“I grew up in Berkshire in the countryside in an era before anyone thought about computers or mobile phones and I’m really, really grateful I grew up then, when climbing trees and falling out of them and getting scrapes and having plasters on your knees was considered a rite of passage.”

And while Kate’s rediscovered that joy of the countryside in her new home in Wales, she wants to encourage other people to fall in love with the great outdoors. That’s why, for the second year, she’s hosting the Big Day Out, a festival held on her farm that brings together music, comedy, great food and family fun in something that she says is a cross between a little agricultural show and a village fête. 

“It’s about reconnecting people with the simple joy of being outside and rediscovering things like being able to light and cook on a fire. And that proper tiredness that comes from being in the fresh air all day. At last year’s festival, someone said to me, ‘We don’t know where our kids are but we know they’re having fun’. That was brilliant; I think every child should have the opportunity to basically
go feral, try new things and get mucky without their parents worrying.”
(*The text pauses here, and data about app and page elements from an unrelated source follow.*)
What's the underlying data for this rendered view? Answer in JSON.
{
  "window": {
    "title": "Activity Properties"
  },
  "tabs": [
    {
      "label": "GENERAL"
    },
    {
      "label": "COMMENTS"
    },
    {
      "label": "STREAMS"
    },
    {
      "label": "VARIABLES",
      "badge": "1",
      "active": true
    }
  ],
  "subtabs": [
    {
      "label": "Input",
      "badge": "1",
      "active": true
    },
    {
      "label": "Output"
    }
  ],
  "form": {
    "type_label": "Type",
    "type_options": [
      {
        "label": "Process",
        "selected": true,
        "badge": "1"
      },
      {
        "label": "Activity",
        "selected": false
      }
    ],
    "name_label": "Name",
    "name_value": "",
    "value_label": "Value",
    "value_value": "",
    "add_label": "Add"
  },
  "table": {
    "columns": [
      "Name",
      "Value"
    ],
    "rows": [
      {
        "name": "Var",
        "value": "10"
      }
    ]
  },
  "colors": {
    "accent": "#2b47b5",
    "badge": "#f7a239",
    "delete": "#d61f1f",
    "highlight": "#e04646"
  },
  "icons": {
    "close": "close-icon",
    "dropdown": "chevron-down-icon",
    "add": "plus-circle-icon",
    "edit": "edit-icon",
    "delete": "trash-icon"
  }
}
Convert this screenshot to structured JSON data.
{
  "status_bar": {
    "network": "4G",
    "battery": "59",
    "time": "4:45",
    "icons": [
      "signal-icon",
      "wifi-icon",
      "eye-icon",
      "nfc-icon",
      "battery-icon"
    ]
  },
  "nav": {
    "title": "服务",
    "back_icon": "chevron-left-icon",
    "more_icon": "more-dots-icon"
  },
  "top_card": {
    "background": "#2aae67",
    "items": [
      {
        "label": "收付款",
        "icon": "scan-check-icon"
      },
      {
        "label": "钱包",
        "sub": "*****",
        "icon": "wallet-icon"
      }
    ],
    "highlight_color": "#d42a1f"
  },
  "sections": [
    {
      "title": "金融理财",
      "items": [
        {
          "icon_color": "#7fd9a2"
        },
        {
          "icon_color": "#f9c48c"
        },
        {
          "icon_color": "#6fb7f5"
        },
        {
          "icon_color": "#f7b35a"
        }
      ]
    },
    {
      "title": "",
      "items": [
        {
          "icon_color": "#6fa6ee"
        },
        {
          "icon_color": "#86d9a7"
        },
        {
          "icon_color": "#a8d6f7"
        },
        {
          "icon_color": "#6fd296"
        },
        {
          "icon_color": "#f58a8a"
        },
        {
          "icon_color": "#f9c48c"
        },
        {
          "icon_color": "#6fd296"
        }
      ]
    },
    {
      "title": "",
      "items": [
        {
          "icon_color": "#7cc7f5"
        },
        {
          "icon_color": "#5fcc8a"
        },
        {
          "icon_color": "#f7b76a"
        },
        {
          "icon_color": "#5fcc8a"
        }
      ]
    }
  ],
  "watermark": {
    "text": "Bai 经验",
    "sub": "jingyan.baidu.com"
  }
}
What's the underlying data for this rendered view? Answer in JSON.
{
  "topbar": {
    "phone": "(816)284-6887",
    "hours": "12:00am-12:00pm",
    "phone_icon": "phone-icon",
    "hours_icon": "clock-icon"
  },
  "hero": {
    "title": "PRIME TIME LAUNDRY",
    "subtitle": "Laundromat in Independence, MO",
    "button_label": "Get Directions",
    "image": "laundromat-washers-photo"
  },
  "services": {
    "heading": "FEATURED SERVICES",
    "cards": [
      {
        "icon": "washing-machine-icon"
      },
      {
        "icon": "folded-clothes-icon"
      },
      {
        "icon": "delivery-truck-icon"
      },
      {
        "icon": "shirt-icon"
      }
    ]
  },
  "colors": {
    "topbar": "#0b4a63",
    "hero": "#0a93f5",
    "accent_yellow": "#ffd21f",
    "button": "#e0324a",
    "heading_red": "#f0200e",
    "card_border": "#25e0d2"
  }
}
Is this all part, I ask, of our growing interest in getting back to nature, given rural shows like Countryfile are now topping the TV viewing ratings? “Yes, I think so. There’s definitely a move for what I call a digital detox. People are very conscious that we all spend too much time looking at screens and sometimes forget to look up. There’s a phrase – ‘the head-down generation’ – and you can see it just walking down the street. Yes, there are lots of things going on on YouTube and Facebook but actually real life is much more exciting – or at least
I think so!

“That’s what the Big Day Out is about. We want to make people aware of the simpler things in life and that simplicity can sometimes be all you need to make you very happy.”
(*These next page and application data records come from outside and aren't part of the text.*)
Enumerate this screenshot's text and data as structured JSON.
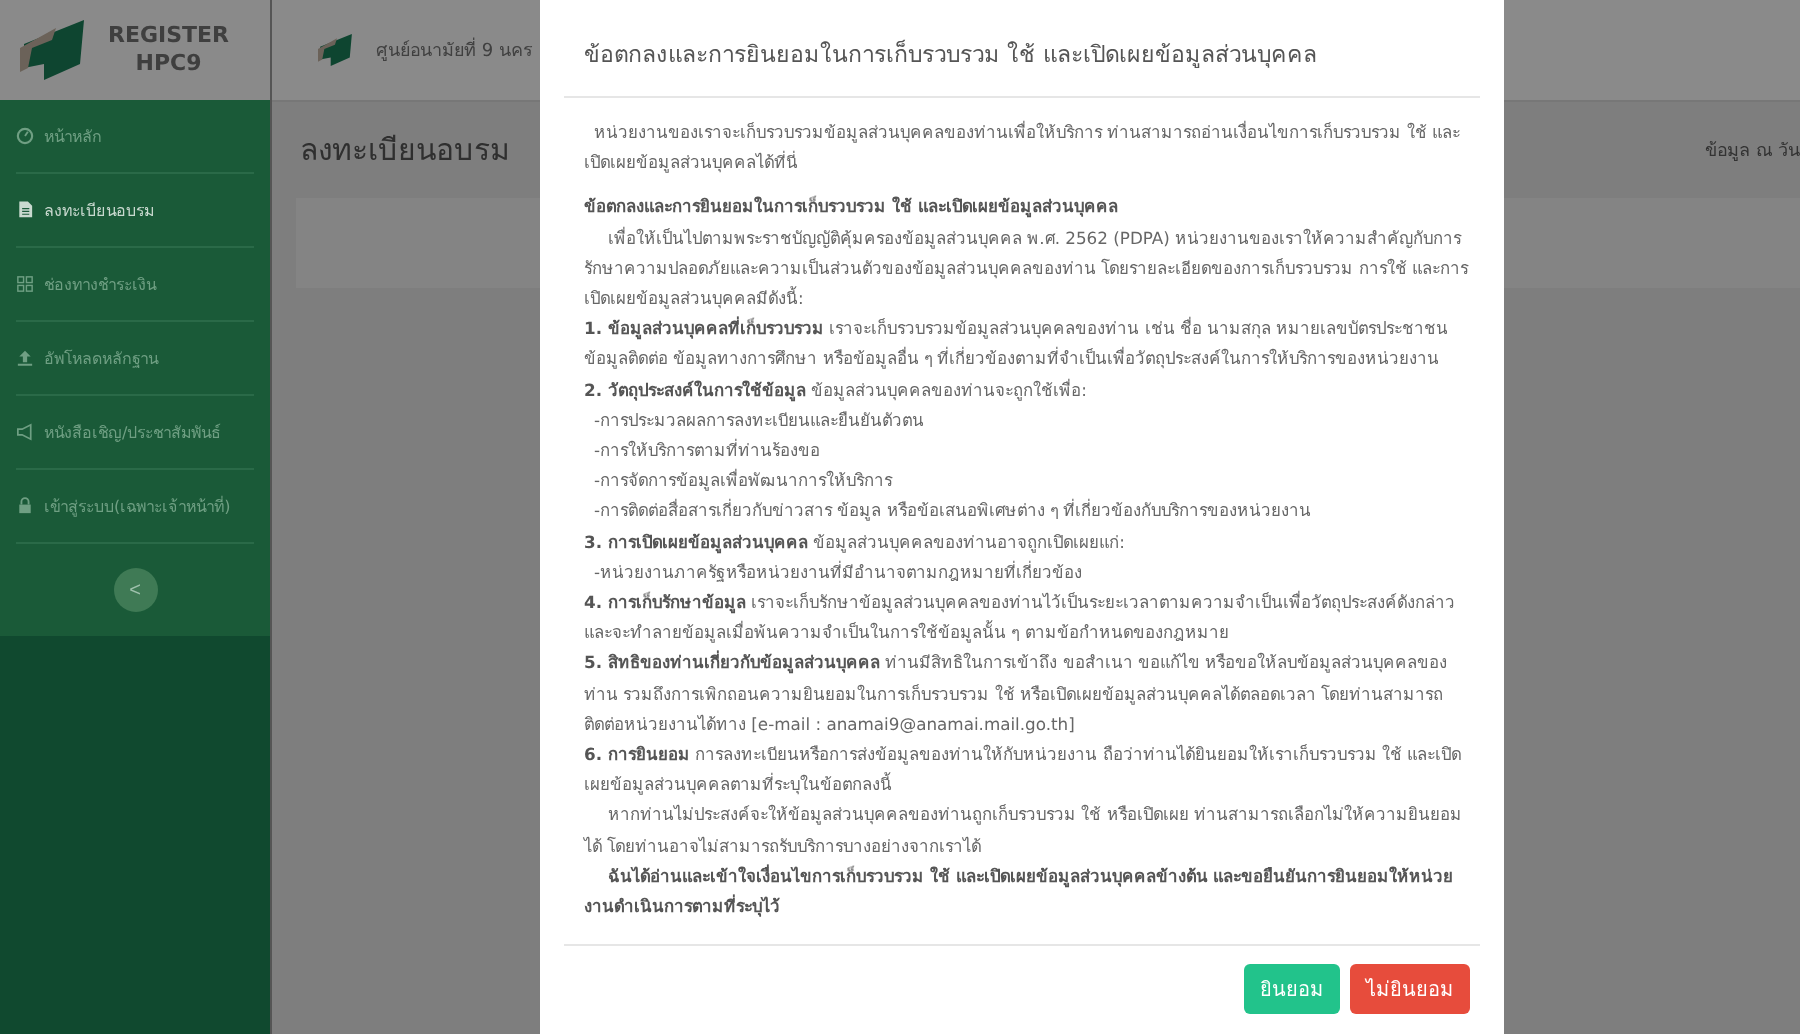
{
  "sidebar": {
    "brand": [
      "REGISTER",
      "HPC9"
    ],
    "items": [
      {
        "label": "หน้าหลัก",
        "selected": false
      },
      {
        "label": "ลงทะเบียนอบรม",
        "selected": true
      },
      {
        "label": "ช่องทางชำระเงิน",
        "selected": false
      },
      {
        "label": "อัพโหลดหลักฐาน",
        "selected": false
      },
      {
        "label": "หนังสือเชิญ/ประชาสัมพันธ์",
        "selected": false
      },
      {
        "label": "เข้าสู่ระบบ(เฉพาะเจ้าหน้าที่)",
        "selected": false
      }
    ],
    "collapse_button": "<"
  },
  "header": {
    "breadcrumb": "ศูนย์อนามัยที่ 9 นคร"
  },
  "page": {
    "title": "ลงทะเบียนอบรม",
    "info": "ข้อมูล ณ วัน"
  },
  "modal": {
    "title": "ข้อตกลงและการยินยอมในการเก็บรวบรวม ใช้ และเปิดเผยข้อมูลส่วนบุคคล",
    "paragraphs": [
      {
        "kind": "lead",
        "text": "หน่วยงานของเราจะเก็บรวบรวมข้อมูลส่วนบุคคลของท่านเพื่อให้บริการ ท่านสามารถอ่านเงื่อนไขการเก็บรวบรวม ใช้ และเปิดเผยข้อมูลส่วนบุคคลได้ที่นี่"
      },
      {
        "kind": "heading",
        "text": "ข้อตกลงและการยินยอมในการเก็บรวบรวม ใช้ และเปิดเผยข้อมูลส่วนบุคคล"
      },
      {
        "kind": "indent",
        "text": "เพื่อให้เป็นไปตามพระราชบัญญัติคุ้มครองข้อมูลส่วนบุคคล พ.ศ. 2562 (PDPA) หน่วยงานของเราให้ความสำคัญกับการรักษาความปลอดภัยและความเป็นส่วนตัวของข้อมูลส่วนบุคคลของท่าน โดยรายละเอียดของการเก็บรวบรวม การใช้ และการเปิดเผยข้อมูลส่วนบุคคลมีดังนี้:"
      },
      {
        "kind": "item",
        "text": "**1. ข้อมูลส่วนบุคคลที่เก็บรวบรวม** เราจะเก็บรวบรวมข้อมูลส่วนบุคคลของท่าน เช่น ชื่อ นามสกุล หมายเลขบัตรประชาชน ข้อมูลติดต่อ ข้อมูลทางการศึกษา หรือข้อมูลอื่น ๆ ที่เกี่ยวข้องตามที่จำเป็นเพื่อวัตถุประสงค์ในการให้บริการของหน่วยงาน"
      },
      {
        "kind": "item",
        "text": "**2. วัตถุประสงค์ในการใช้ข้อมูล** ข้อมูลส่วนบุคคลของท่านจะถูกใช้เพื่อ:"
      },
      {
        "kind": "bullet",
        "text": "-การประมวลผลการลงทะเบียนและยืนยันตัวตน"
      },
      {
        "kind": "bullet",
        "text": "-การให้บริการตามที่ท่านร้องขอ"
      },
      {
        "kind": "bullet",
        "text": "-การจัดการข้อมูลเพื่อพัฒนาการให้บริการ"
      },
      {
        "kind": "bullet",
        "text": "-การติดต่อสื่อสารเกี่ยวกับข่าวสาร ข้อมูล หรือข้อเสนอพิเศษต่าง ๆ ที่เกี่ยวข้องกับบริการของหน่วยงาน"
      },
      {
        "kind": "item",
        "text": "**3. การเปิดเผยข้อมูลส่วนบุคคล** ข้อมูลส่วนบุคคลของท่านอาจถูกเปิดเผยแก่:"
      },
      {
        "kind": "bullet",
        "text": "-หน่วยงานภาครัฐหรือหน่วยงานที่มีอำนาจตามกฎหมายที่เกี่ยวข้อง"
      },
      {
        "kind": "item",
        "text": "**4. การเก็บรักษาข้อมูล** เราจะเก็บรักษาข้อมูลส่วนบุคคลของท่านไว้เป็นระยะเวลาตามความจำเป็นเพื่อวัตถุประสงค์ดังกล่าว และจะทำลายข้อมูลเมื่อพ้นความจำเป็นในการใช้ข้อมูลนั้น ๆ ตามข้อกำหนดของกฎหมาย"
      },
      {
        "kind": "item",
        "text": "**5. สิทธิของท่านเกี่ยวกับข้อมูลส่วนบุคคล** ท่านมีสิทธิในการเข้าถึง ขอสำเนา ขอแก้ไข หรือขอให้ลบข้อมูลส่วนบุคคลของท่าน รวมถึงการเพิกถอนความยินยอมในการเก็บรวบรวม ใช้ หรือเปิดเผยข้อมูลส่วนบุคคลได้ตลอดเวลา โดยท่านสามารถติดต่อหน่วยงานได้ทาง [e-mail : anamai9@anamai.mail.go.th]"
      },
      {
        "kind": "item",
        "text": "**6. การยินยอม** การลงทะเบียนหรือการส่งข้อมูลของท่านให้กับหน่วยงาน ถือว่าท่านได้ยินยอมให้เราเก็บรวบรวม ใช้ และเปิดเผยข้อมูลส่วนบุคคลตามที่ระบุในข้อตกลงนี้"
      },
      {
        "kind": "indent",
        "text": "หากท่านไม่ประสงค์จะให้ข้อมูลส่วนบุคคลของท่านถูกเก็บรวบรวม ใช้ หรือเปิดเผย ท่านสามารถเลือกไม่ให้ความยินยอมได้ โดยท่านอาจไม่สามารถรับบริการบางอย่างจากเราได้"
      },
      {
        "kind": "statement",
        "text": "ฉันได้อ่านและเข้าใจเงื่อนไขการเก็บรวบรวม ใช้ และเปิดเผยข้อมูลส่วนบุคคลข้างต้น และขอยืนยันการยินยอมให้หน่วยงานดำเนินการตามที่ระบุไว้"
      }
    ],
    "buttons": [
      {
        "label": "ยินยอม",
        "kind": "accept"
      },
      {
        "label": "ไม่ยินยอม",
        "kind": "decline"
      }
    ]
  }
}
As for Kate, she says she’s never felt happier – and busier! She has a new series called Choose The Right Puppy starting soon, featuring dog trainer and behaviourist Louise Glazebrook. The programmes will follow several households as they discover what they need to know about caring for different breeds of dog and include advice from leading canine experts.

Then there’s  a new series of Animal Park returning later this summer, a documentary about Yellowstone, Wyoming out at Christmas, and an autumn stint at the Henley Literary Festival. “I am so lucky. I live in a beautiful part of the world, have an incredible family and my lovely dogs. I can’t really imagine what else I would want.”

  • Friend For Life is out on
    May 26 (Headline, rrp, £16.99)
  • The Big Day Out runs from  July 1-3. Visit www.humblebynature.com/bigdayout for more information or tickets
  • Choose the Right Puppy is due to start on BBC2 on May 16
  • There's more celeb chat in every issue of Yours

Did you know...?

  • Kate is the granddaughter of Bill Humble, a well-known pre-Second World War aviator
  • After leaving school she travelled through Africa from Cape Town to Cairo, doing various jobs including waitressing, driving safari trucks and working on a crocodile farm
  • Kate started her television career as a researcher, later transferring to presenting programmes such as Top Gear, Tomorrow's World and the 2001 series The Holiday Programme – You call the shots where the team travelled the world[4] doing whatever viewers recommended using the then-novel media of text messaging and emailing the team as they travelled
  • In 2009, she was the subject for the programme Who Do You Think You Are? where she discovered that she had family connections to the Hartley Colliery Disaster
  • She is married to the television producer Ludo Graham. They first met when she was aged 16, and married in Newbury, Berkshire, in 1992, when she was 23
  • She has a sheep called Humble, named after her, that currently lives with her friend and co-worker Adam Henson
  • In 2009, she was appointed President of the Royal Society for the Protection of Birds. She's also a beekeeper and a member of the British Beekeepers Association